Is Fruit Actually Good for you? Here’s What Science Tells us

It varies from person to person.

Is Fruit Actually Good for You? Here’s What Science Tells Us

I despise fruit. There, I said it. Not only does the food group comprise of weird textures (I’m looking at you, bananas) they also just seem unappealing. Don’t get me wrong, I will eat a bowl of fruit if it’s offered to me (any southern-European grandparent’s love language), but I have to force myself to stay in the fresh fruit section of the supermarket for longer than a second. So, let’s get down to business – do I have something to feel guilty about? Am I depriving myself of essential vitamins?

The Benefits

Although fruit is commonly referred to as a natural source of sweetness, it is just that – natural. Fruit is comprised of roughly half glucose and half fructose. The former raises blood sugar and needs insulin to be broken down. The latter is processed by our liver.

So why does sugar get such a bad rep, especially when associated with fruit?

The reason we associate sugar with such negative connotations is due to manufacturers, who tend to overuse processed sugars. Our bodies process unnatural sugars like corn syrup, maltose and sucrose a lot quicker, which also means we don’t stay full, eating more processed products and… you get it.

Besides staying fuller for longer, fruit has fibre and antioxidants, which improve digestion and lower blood pressure respectively. Increasing your fruit and veggie intake was also found to decrease your risk of cardiovascular disease, cancer and mortality.

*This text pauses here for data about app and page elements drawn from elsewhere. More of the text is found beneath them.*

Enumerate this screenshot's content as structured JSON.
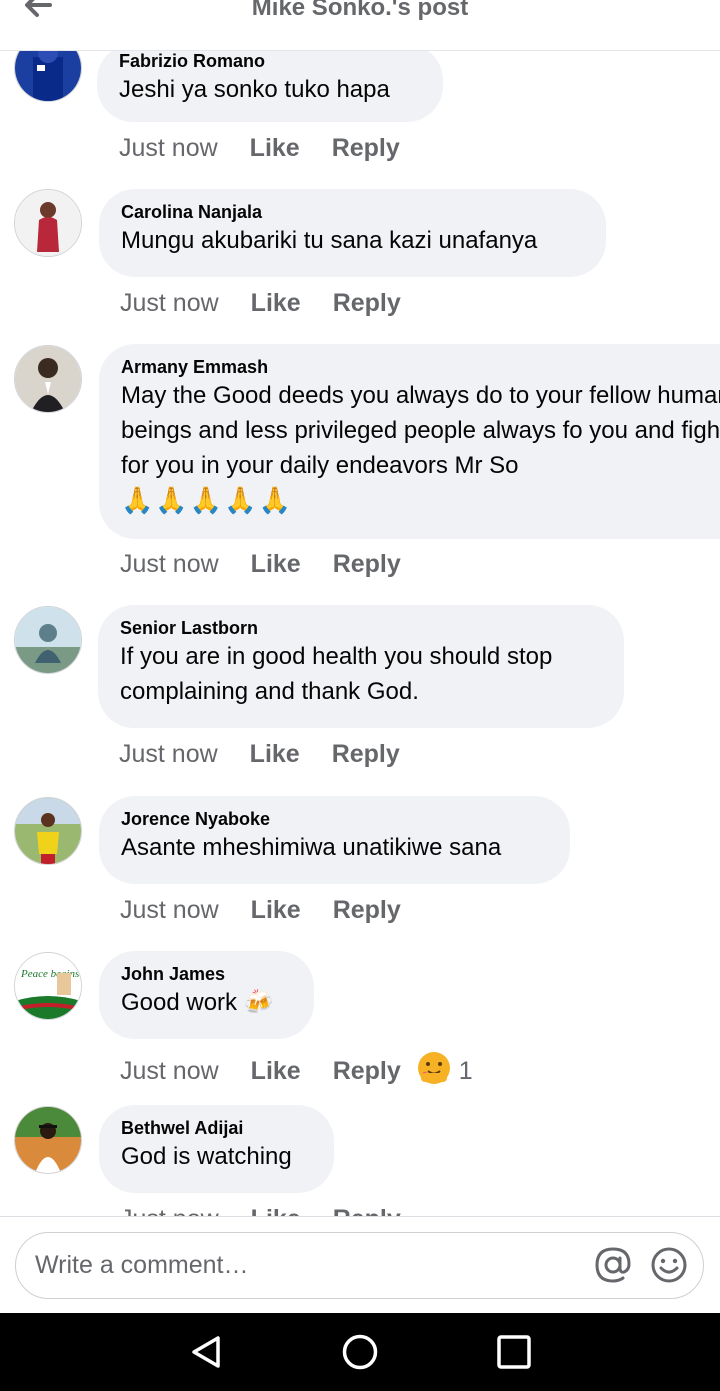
{
  "header": {
    "title": "Mike Sonko.'s post"
  },
  "actions": {
    "time": "Just now",
    "like": "Like",
    "reply": "Reply"
  },
  "comments": [
    {
      "author": "Fabrizio Romano",
      "text": "Jeshi ya sonko tuko hapa"
    },
    {
      "author": "Carolina Nanjala",
      "text": "Mungu akubariki tu sana kazi unafanya"
    },
    {
      "author": "Armany Emmash",
      "text": "May the Good deeds you always do to your fellow human beings and less privileged people always fo you and fight for you in your daily endeavors Mr So",
      "emoji": "🙏🙏🙏🙏🙏"
    },
    {
      "author": "Senior Lastborn",
      "text": "If you are in good health you should stop complaining and thank God."
    },
    {
      "author": "Jorence Nyaboke",
      "text": "Asante mheshimiwa unatikiwe sana"
    },
    {
      "author": "John James",
      "text": "Good work 🍻",
      "reaction_count": "1",
      "avatar_text": "Peace begins with me"
    },
    {
      "author": "Bethwel Adijai",
      "text": "God is watching"
    }
  ],
  "composer": {
    "placeholder": "Write a comment…"
  },
  "icons": {
    "back": "arrow-left-icon",
    "mention": "at-sign-icon",
    "emoji": "smiley-icon",
    "reaction": "care-reaction-icon",
    "nav_back": "triangle-back-icon",
    "nav_home": "circle-home-icon",
    "nav_recents": "square-recents-icon"
  },
  "colors": {
    "bubble": "#f0f2f5",
    "secondary_text": "#65676b",
    "navbar": "#000000",
    "care_reaction": "#f7b125"
  }
}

The Negatives

Some dieticians recommend reducing fruit intake, especially if your aim is weight loss. As fructose is processed by the liver, it isn’t always needed, and may be stored as fat instead. This apparently isn’t a huge concern though, as fruit isn’t the common source of fructose in a western diet anyway.

All in all, I’m just a fruit hater. Keep on eating fruit, it’s good for you.